ACTIVITY: Copy each line of the listing below where the word "with" turns up.

START SUPPLIED DATA

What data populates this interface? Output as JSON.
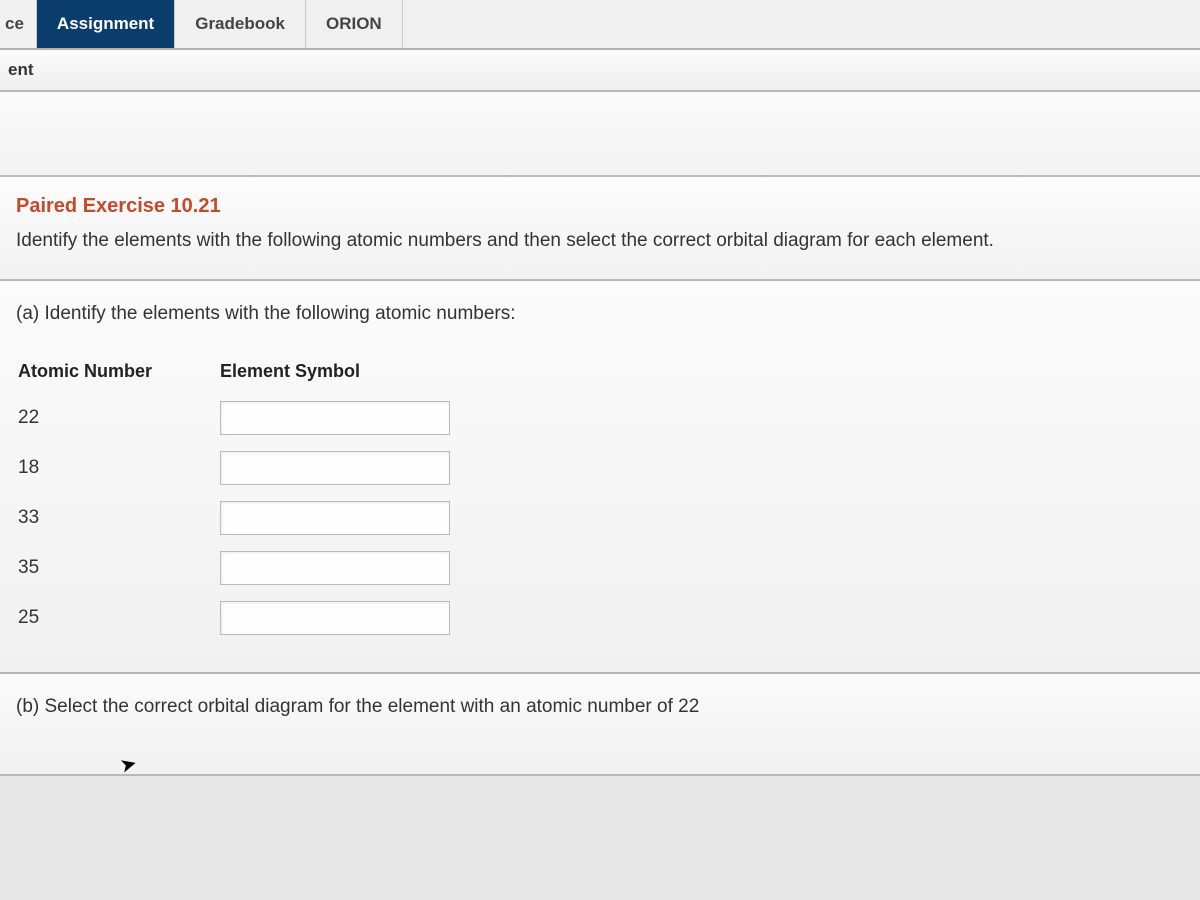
{
  "nav": {
    "tab_partial_left": "ce",
    "tab_assignment": "Assignment",
    "tab_gradebook": "Gradebook",
    "tab_orion": "ORION"
  },
  "subnav": {
    "label": "ent"
  },
  "question": {
    "title": "Paired Exercise 10.21",
    "description": "Identify the elements with the following atomic numbers and then select the correct orbital diagram for each element."
  },
  "part_a": {
    "label": "(a) Identify the elements with the following atomic numbers:",
    "table": {
      "header_number": "Atomic Number",
      "header_symbol": "Element Symbol",
      "rows": [
        {
          "number": "22",
          "value": ""
        },
        {
          "number": "18",
          "value": ""
        },
        {
          "number": "33",
          "value": ""
        },
        {
          "number": "35",
          "value": ""
        },
        {
          "number": "25",
          "value": ""
        }
      ]
    }
  },
  "part_b": {
    "label": "(b) Select the correct orbital diagram for the element with an atomic number of 22"
  }
}
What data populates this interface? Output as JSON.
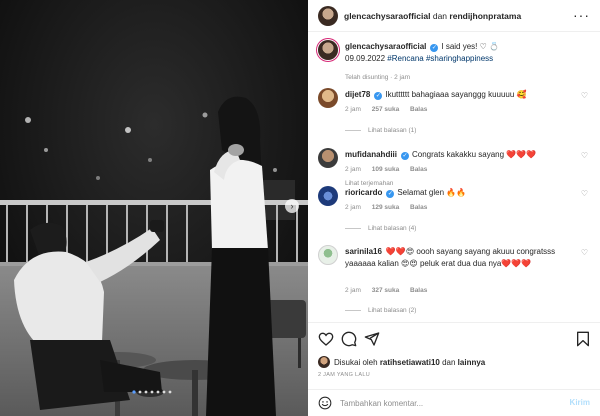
{
  "header": {
    "username": "glencachysaraofficial",
    "connector": "dan",
    "collaborator": "rendijhonpratama",
    "more_icon": "more-horizontal-icon"
  },
  "caption": {
    "username": "glencachysaraofficial",
    "text": "I said yes! ♡ 💍",
    "date": "09.09.2022",
    "hashtags": "#Rencana #sharinghappiness",
    "edited": "Telah disunting · 2 jam"
  },
  "comments": [
    {
      "username": "dijet78",
      "text": "Ikutttttt bahagiaaa sayanggg kuuuuu 🥰",
      "time": "2 jam",
      "likes": "257 suka",
      "reply": "Balas",
      "view_replies": "Lihat balasan (1)"
    },
    {
      "username": "mufidanahdiii",
      "text": "Congrats kakakku sayang ❤️❤️❤️",
      "time": "2 jam",
      "likes": "109 suka",
      "reply": "Balas",
      "view_replies": "Lihat terjemahan"
    },
    {
      "username": "rioricardo",
      "text": "Selamat glen 🔥🔥",
      "time": "2 jam",
      "likes": "129 suka",
      "reply": "Balas",
      "view_replies": "Lihat balasan (4)"
    },
    {
      "username": "sarinila16",
      "text": "❤️❤️😍 oooh sayang sayang akuuu congratsss yaaaaaa kalian 😍😍 peluk erat dua dua nya❤️❤️❤️",
      "time": "2 jam",
      "likes": "327 suka",
      "reply": "Balas",
      "view_replies": "Lihat balasan (2)"
    }
  ],
  "likes_line": {
    "prefix": "Disukai oleh",
    "user": "ratihsetiawati10",
    "connector": "dan",
    "others": "lainnya"
  },
  "timestamp": "2 jam yang lalu",
  "add_comment": {
    "placeholder": "Tambahkan komentar...",
    "post_label": "Kirim"
  },
  "colors": {
    "link": "#00376b",
    "verified": "#3897f0",
    "post_button_disabled": "#b2dffc",
    "muted_text": "#8e8e8e"
  }
}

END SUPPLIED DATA

YOUR SOLUTION:
    "description": "Identify the elements with the following atomic numbers and then select the correct orbital diagram for each element."
    "label": "(a) Identify the elements with the following atomic numbers:",
    "label": "(b) Select the correct orbital diagram for the element with an atomic number of 22"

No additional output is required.